__WHAT THE EXERCISE ASKS__. If a line in the data below holds the word "this", include it in the count. Give only the final number.

(Records from a data collection)
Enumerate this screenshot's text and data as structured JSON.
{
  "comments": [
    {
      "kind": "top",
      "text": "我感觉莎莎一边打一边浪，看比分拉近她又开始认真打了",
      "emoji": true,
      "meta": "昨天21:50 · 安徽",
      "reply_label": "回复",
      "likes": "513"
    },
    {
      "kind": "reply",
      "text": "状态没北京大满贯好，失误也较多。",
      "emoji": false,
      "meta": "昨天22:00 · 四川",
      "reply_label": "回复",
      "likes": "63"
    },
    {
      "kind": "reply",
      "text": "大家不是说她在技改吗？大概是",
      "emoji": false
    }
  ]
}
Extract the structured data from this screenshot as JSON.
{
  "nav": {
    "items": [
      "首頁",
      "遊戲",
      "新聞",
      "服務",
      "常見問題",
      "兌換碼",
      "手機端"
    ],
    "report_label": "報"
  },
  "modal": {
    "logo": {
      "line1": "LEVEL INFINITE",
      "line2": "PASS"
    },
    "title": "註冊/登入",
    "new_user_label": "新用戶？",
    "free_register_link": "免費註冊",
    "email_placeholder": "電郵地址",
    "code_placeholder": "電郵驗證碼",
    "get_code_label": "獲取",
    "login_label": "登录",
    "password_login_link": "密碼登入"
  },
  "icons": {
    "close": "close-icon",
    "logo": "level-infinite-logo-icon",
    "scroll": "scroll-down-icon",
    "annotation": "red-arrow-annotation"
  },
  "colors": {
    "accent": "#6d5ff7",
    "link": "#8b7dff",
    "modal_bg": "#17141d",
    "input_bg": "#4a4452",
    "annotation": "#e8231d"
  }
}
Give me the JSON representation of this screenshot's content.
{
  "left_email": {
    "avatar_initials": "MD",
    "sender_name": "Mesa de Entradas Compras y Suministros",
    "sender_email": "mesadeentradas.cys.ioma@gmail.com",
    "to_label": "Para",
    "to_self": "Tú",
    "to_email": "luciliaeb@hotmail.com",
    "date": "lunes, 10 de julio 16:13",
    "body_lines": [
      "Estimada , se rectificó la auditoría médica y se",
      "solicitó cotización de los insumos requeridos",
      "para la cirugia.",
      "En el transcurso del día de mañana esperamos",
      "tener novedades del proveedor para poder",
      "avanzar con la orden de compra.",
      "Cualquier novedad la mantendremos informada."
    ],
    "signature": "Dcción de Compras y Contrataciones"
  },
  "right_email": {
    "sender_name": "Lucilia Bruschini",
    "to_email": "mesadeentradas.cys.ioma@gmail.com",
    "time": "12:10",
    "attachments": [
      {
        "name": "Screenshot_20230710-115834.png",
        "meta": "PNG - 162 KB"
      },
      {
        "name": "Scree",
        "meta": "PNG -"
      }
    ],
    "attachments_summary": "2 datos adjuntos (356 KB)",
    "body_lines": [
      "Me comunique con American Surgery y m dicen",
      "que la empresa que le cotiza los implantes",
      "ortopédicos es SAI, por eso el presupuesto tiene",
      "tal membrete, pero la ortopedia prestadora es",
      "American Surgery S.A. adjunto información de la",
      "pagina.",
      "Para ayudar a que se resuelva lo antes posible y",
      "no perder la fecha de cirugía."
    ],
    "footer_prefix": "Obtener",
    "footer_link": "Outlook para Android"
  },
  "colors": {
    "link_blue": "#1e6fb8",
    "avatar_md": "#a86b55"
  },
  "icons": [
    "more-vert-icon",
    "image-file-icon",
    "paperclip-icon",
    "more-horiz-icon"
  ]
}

__RESULT OF THE TASK__. 3